• **WORK REQUEST**
Go through the material and set down every line without alteration.

═══ RECORDS

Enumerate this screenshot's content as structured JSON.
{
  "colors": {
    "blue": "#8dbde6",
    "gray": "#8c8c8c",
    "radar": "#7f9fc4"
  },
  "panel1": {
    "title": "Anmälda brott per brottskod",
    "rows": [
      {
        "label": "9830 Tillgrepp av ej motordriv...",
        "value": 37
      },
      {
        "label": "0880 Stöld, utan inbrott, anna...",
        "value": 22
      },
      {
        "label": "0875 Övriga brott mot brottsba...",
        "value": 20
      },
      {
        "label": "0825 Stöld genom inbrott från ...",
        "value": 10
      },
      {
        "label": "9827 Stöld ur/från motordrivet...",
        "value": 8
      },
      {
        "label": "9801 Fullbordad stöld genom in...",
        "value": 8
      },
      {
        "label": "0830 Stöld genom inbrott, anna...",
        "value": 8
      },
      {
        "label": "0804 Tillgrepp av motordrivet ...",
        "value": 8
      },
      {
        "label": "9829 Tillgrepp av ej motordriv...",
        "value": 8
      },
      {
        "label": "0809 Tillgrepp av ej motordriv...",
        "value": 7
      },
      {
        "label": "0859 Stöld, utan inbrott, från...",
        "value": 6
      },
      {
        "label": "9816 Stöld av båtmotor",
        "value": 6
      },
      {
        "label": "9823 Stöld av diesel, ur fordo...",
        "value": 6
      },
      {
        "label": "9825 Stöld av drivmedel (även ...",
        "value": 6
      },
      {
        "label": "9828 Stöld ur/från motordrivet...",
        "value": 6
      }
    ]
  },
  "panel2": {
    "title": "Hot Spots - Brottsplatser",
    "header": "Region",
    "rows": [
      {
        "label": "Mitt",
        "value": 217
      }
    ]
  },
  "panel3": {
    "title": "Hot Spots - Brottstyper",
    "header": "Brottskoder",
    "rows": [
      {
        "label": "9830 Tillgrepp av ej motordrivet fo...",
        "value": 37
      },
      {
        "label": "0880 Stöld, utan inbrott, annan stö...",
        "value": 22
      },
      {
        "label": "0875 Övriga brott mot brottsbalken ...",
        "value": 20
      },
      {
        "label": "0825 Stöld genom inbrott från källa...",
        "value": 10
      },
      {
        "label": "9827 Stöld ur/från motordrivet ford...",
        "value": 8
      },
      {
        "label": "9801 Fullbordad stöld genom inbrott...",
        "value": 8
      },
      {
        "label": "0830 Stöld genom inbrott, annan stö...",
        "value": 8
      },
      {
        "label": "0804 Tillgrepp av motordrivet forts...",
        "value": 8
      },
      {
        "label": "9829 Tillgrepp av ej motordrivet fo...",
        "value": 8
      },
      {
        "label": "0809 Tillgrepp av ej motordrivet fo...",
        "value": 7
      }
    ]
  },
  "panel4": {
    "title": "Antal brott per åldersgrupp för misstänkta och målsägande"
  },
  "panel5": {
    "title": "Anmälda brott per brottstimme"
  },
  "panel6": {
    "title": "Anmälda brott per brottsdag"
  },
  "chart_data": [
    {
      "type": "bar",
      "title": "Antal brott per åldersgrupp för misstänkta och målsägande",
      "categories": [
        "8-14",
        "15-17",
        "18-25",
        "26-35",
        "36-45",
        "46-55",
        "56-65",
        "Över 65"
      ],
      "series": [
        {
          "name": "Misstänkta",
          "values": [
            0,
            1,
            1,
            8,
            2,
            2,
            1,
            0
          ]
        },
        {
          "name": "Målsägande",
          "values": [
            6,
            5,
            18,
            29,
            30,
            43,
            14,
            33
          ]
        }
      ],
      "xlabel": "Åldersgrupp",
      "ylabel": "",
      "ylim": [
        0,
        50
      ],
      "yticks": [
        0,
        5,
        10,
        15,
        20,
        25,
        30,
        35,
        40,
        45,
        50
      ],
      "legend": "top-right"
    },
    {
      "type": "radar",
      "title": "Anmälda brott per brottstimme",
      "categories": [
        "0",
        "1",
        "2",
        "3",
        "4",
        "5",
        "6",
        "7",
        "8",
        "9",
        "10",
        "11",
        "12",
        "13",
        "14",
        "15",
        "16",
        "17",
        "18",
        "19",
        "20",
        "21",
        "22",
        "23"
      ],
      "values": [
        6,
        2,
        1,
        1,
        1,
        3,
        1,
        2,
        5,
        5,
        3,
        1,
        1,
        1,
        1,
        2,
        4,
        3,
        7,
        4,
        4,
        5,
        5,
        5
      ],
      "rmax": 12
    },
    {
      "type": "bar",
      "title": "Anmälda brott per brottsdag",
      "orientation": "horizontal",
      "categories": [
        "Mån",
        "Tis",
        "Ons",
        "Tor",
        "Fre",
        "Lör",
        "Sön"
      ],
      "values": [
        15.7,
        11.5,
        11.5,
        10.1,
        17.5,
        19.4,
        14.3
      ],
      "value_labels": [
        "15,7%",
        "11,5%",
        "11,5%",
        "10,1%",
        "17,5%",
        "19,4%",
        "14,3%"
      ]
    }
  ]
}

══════

• **OUTPUT FOR THIS TASK**
Enumerate this screenshot's content as structured JSON.
{
  "colors": {
    "blue": "#8dbde6",
    "gray": "#8c8c8c",
    "radar": "#7f9fc4"
  },
  "panel1": {
    "title": "Anmälda brott per brottskod",
    "rows": [
      {
        "label": "9830 Tillgrepp av ej motordriv...",
        "value": 37
      },
      {
        "label": "0880 Stöld, utan inbrott, anna...",
        "value": 22
      },
      {
        "label": "0875 Övriga brott mot brottsba...",
        "value": 20
      },
      {
        "label": "0825 Stöld genom inbrott från ...",
        "value": 10
      },
      {
        "label": "9827 Stöld ur/från motordrivet...",
        "value": 8
      },
      {
        "label": "9801 Fullbordad stöld genom in...",
        "value": 8
      },
      {
        "label": "0830 Stöld genom inbrott, anna...",
        "value": 8
      },
      {
        "label": "0804 Tillgrepp av motordrivet ...",
        "value": 8
      },
      {
        "label": "9829 Tillgrepp av ej motordriv...",
        "value": 8
      },
      {
        "label": "0809 Tillgrepp av ej motordriv...",
        "value": 7
      },
      {
        "label": "0859 Stöld, utan inbrott, från...",
        "value": 6
      },
      {
        "label": "9816 Stöld av båtmotor",
        "value": 6
      },
      {
        "label": "9823 Stöld av diesel, ur fordo...",
        "value": 6
      },
      {
        "label": "9825 Stöld av drivmedel (även ...",
        "value": 6
      },
      {
        "label": "9828 Stöld ur/från motordrivet...",
        "value": 6
      }
    ]
  },
  "panel2": {
    "title": "Hot Spots - Brottsplatser",
    "header": "Region",
    "rows": [
      {
        "label": "Mitt",
        "value": 217
      }
    ]
  },
  "panel3": {
    "title": "Hot Spots - Brottstyper",
    "header": "Brottskoder",
    "rows": [
      {
        "label": "9830 Tillgrepp av ej motordrivet fo...",
        "value": 37
      },
      {
        "label": "0880 Stöld, utan inbrott, annan stö...",
        "value": 22
      },
      {
        "label": "0875 Övriga brott mot brottsbalken ...",
        "value": 20
      },
      {
        "label": "0825 Stöld genom inbrott från källa...",
        "value": 10
      },
      {
        "label": "9827 Stöld ur/från motordrivet ford...",
        "value": 8
      },
      {
        "label": "9801 Fullbordad stöld genom inbrott...",
        "value": 8
      },
      {
        "label": "0830 Stöld genom inbrott, annan stö...",
        "value": 8
      },
      {
        "label": "0804 Tillgrepp av motordrivet forts...",
        "value": 8
      },
      {
        "label": "9829 Tillgrepp av ej motordrivet fo...",
        "value": 8
      },
      {
        "label": "0809 Tillgrepp av ej motordrivet fo...",
        "value": 7
      }
    ]
  },
  "panel4": {
    "title": "Antal brott per åldersgrupp för misstänkta och målsägande"
  },
  "panel5": {
    "title": "Anmälda brott per brottstimme"
  },
  "panel6": {
    "title": "Anmälda brott per brottsdag"
  },
  "chart_data": [
    {
      "type": "bar",
      "title": "Antal brott per åldersgrupp för misstänkta och målsägande",
      "categories": [
        "8-14",
        "15-17",
        "18-25",
        "26-35",
        "36-45",
        "46-55",
        "56-65",
        "Över 65"
      ],
      "series": [
        {
          "name": "Misstänkta",
          "values": [
            0,
            1,
            1,
            8,
            2,
            2,
            1,
            0
          ]
        },
        {
          "name": "Målsägande",
          "values": [
            6,
            5,
            18,
            29,
            30,
            43,
            14,
            33
          ]
        }
      ],
      "xlabel": "Åldersgrupp",
      "ylabel": "",
      "ylim": [
        0,
        50
      ],
      "yticks": [
        0,
        5,
        10,
        15,
        20,
        25,
        30,
        35,
        40,
        45,
        50
      ],
      "legend": "top-right"
    },
    {
      "type": "radar",
      "title": "Anmälda brott per brottstimme",
      "categories": [
        "0",
        "1",
        "2",
        "3",
        "4",
        "5",
        "6",
        "7",
        "8",
        "9",
        "10",
        "11",
        "12",
        "13",
        "14",
        "15",
        "16",
        "17",
        "18",
        "19",
        "20",
        "21",
        "22",
        "23"
      ],
      "values": [
        6,
        2,
        1,
        1,
        1,
        3,
        1,
        2,
        5,
        5,
        3,
        1,
        1,
        1,
        1,
        2,
        4,
        3,
        7,
        4,
        4,
        5,
        5,
        5
      ],
      "rmax": 12
    },
    {
      "type": "bar",
      "title": "Anmälda brott per brottsdag",
      "orientation": "horizontal",
      "categories": [
        "Mån",
        "Tis",
        "Ons",
        "Tor",
        "Fre",
        "Lör",
        "Sön"
      ],
      "values": [
        15.7,
        11.5,
        11.5,
        10.1,
        17.5,
        19.4,
        14.3
      ],
      "value_labels": [
        "15,7%",
        "11,5%",
        "11,5%",
        "10,1%",
        "17,5%",
        "19,4%",
        "14,3%"
      ]
    }
  ]
}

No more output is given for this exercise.